Recent development and testing of anti-satellite, or ASAT, weapons have become a more prevalent threat as some nations are testing the boundaries of a space domain that had previously been out of reach.
These weapons are designed to disable, de-orbit or destroy satellites in orbit to create a significant disruption in the capabilities and economy of the targeted nation.
ASAT weapons have two main categories: Direct Ascent and Co-Orbital. Direct Ascent Weapons are launched from the earth by fixed or mobile ground stations, sea vessels and aircraft into space. Co-Orbital weapons are placed in orbit, awaiting a command to attack.
The current doctrine of defense of the space domain in low and near-Earth orbit is woefully inadequate. The U.S. can no longer rely on the distance of orbiting assets to ensure safety. ASAT weapons can reach their targets within minutes, giving no time for operators to identify the threat and the target, making it nearly impossible for ground controllers to respond.
The ability to detect the launch itself, especially co-orbital, is limited due to the gaps in space domain awareness. If a satellite were attacked, the first indication of the attack would likely be the loss of the satellite, and the origin of the launch would not be immediately known.
The integration of ASAT weapon countermeasures will be necessary on future military satellites in order to responsibly protect the asset from these explicit threats. An ideal system would be able to detect, divert, evade, or intercept. A detection system utilizes a sensor package to identify and locate the threat to determine the best course of action, with the added benefit of increasing space domain awareness and early warnings of possible co-orbital ASAT weapon maneuvers.
Diversion of the weapon could be accomplished through active interference of targeting system sensors. Evasive repositioning would allow the targeted satellite to make emergency maneuvers outside the ASAT weapons kill zone. Finally, kinetic interceptors should be available to neutralize threats when other options are unavailable.
Including a doctrine of space domain defense will discourage the use of ASAT weapons by increasing the cost and difficulty of attacking space assets. Systems that respond to both direct ascent and co-orbital ASAT weapons threats would be a valuable defensive addition to critical space-based surveillance, communications and defense systems.
The key to robust Space Domain Defense is autonomous defensive systems--a necessity due to the short response time requirement, which prohibits assistance from earth-based facilities and cannot be jammed. Additionally, such a system should use a variety of on-board satellite data inputs to quickly recognize a hostile attack threat.

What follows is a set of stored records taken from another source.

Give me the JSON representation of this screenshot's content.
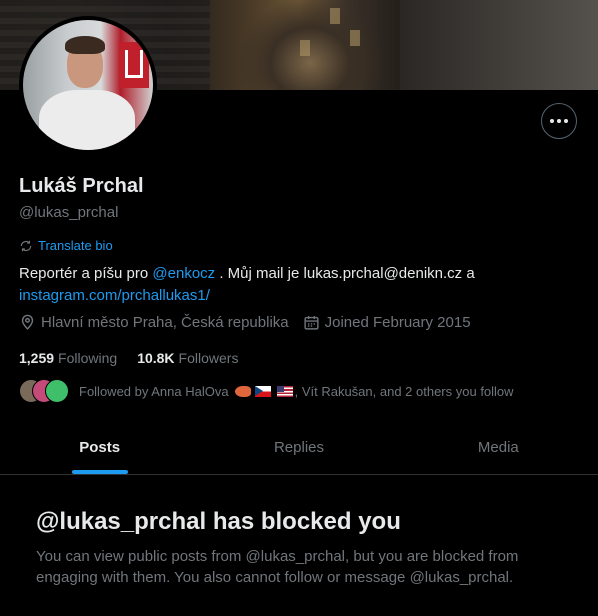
{
  "profile": {
    "name": "Lukáš Prchal",
    "handle": "@lukas_prchal",
    "translate_label": "Translate bio",
    "bio": {
      "part1": "Reportér a píšu pro ",
      "mention": "@enkocz",
      "part2": " . Můj mail je lukas.prchal@denikn.cz a ",
      "link": "instagram.com/prchallukas1/"
    },
    "location": "Hlavní město Praha, Česká republika",
    "joined": "Joined February 2015",
    "following_count": "1,259",
    "following_label": "Following",
    "followers_count": "10.8K",
    "followers_label": "Followers",
    "followed_by": {
      "prefix": "Followed by Anna HalOva",
      "suffix": ", Vít Rakušan, and 2 others you follow"
    }
  },
  "tabs": [
    {
      "label": "Posts",
      "active": true
    },
    {
      "label": "Replies",
      "active": false
    },
    {
      "label": "Media",
      "active": false
    }
  ],
  "blocked": {
    "title": "@lukas_prchal has blocked you",
    "body": "You can view public posts from @lukas_prchal, but you are blocked from engaging with them. You also cannot follow or message @lukas_prchal."
  },
  "colors": {
    "accent": "#1d9bf0",
    "muted": "#71767b",
    "text": "#e7e9ea",
    "background": "#000000"
  },
  "icons": [
    "more-icon",
    "translate-icon",
    "location-icon",
    "calendar-icon"
  ]
}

Robert Briskman is a space pioneer and former Army Electronic Countermeasures Analyst Officer. He joined NASA during its founding in 1959 and was the Chief of Program Support for the Office of Tracking and Data Acquisition. He went on to join COMSAT and launch the first commercial communications satellite Intelsat I and later co-founded Sirius XM where he served as Chief Technical Officer. More recently, Briskman founded GuardianSat, a company focused on the space debris problem and responses to the anti-satellite weapon threat.